• **ACTIVITY**:
Scan the material for the word "Kurzbefehlen", and copy each line where it shows up.

• **PROVIDED ENTRIES**:
=== Begin Enclosure ===

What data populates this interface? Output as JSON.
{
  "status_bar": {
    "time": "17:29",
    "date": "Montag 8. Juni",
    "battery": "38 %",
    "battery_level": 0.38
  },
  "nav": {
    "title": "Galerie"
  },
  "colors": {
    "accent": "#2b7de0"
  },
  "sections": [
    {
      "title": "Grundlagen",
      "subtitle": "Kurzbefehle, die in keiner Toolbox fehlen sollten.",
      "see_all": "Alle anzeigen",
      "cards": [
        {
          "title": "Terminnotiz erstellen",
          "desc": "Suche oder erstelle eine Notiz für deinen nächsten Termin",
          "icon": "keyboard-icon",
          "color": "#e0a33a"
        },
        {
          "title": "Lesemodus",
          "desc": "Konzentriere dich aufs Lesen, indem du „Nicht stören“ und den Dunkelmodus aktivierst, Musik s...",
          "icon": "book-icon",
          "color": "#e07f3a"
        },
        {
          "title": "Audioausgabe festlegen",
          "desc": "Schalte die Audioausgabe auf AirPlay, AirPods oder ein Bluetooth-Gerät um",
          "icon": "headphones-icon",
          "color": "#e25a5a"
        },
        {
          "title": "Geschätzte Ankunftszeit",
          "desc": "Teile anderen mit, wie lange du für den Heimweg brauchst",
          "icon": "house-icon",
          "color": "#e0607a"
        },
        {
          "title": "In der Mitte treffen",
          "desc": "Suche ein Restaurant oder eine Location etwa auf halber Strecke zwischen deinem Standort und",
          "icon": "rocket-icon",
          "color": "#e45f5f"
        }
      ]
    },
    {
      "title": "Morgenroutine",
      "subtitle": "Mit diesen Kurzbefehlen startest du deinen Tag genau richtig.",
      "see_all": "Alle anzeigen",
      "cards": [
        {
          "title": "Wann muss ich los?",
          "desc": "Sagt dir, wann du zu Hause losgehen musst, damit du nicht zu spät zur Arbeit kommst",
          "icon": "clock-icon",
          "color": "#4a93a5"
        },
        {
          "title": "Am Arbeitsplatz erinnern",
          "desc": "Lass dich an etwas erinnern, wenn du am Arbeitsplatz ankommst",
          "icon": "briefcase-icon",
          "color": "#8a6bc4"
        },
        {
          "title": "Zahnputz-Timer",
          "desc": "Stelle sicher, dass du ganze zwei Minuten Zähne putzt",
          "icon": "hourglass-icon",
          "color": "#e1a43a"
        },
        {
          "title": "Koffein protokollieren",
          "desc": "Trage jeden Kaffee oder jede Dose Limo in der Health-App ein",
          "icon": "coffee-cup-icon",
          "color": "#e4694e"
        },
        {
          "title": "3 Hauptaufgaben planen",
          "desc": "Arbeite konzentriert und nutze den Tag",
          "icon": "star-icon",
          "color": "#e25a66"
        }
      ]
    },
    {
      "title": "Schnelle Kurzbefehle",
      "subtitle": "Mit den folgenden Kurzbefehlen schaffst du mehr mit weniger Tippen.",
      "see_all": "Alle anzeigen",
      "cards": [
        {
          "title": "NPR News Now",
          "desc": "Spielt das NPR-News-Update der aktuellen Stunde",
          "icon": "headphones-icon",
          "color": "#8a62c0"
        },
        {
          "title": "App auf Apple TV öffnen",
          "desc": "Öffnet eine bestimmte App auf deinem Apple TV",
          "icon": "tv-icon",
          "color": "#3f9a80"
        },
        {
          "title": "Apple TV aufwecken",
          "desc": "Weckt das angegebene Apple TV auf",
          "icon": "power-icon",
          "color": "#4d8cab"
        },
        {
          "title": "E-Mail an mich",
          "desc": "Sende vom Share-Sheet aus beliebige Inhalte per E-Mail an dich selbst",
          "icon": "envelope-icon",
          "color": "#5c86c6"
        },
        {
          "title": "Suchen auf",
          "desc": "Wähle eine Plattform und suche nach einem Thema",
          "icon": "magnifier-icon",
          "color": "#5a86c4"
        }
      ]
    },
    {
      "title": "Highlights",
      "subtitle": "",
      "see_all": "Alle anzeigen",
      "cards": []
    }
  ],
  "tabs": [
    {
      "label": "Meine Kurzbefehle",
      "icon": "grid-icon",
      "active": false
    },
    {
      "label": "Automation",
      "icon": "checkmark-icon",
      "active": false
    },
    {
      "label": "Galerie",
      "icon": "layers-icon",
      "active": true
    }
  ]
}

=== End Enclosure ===

• **SOLUTION BELOW**:
      "subtitle": "Mit diesen Kurzbefehlen startest du deinen Tag genau richtig.",
      "subtitle": "Mit den folgenden Kurzbefehlen schaffst du mehr mit weniger Tippen.",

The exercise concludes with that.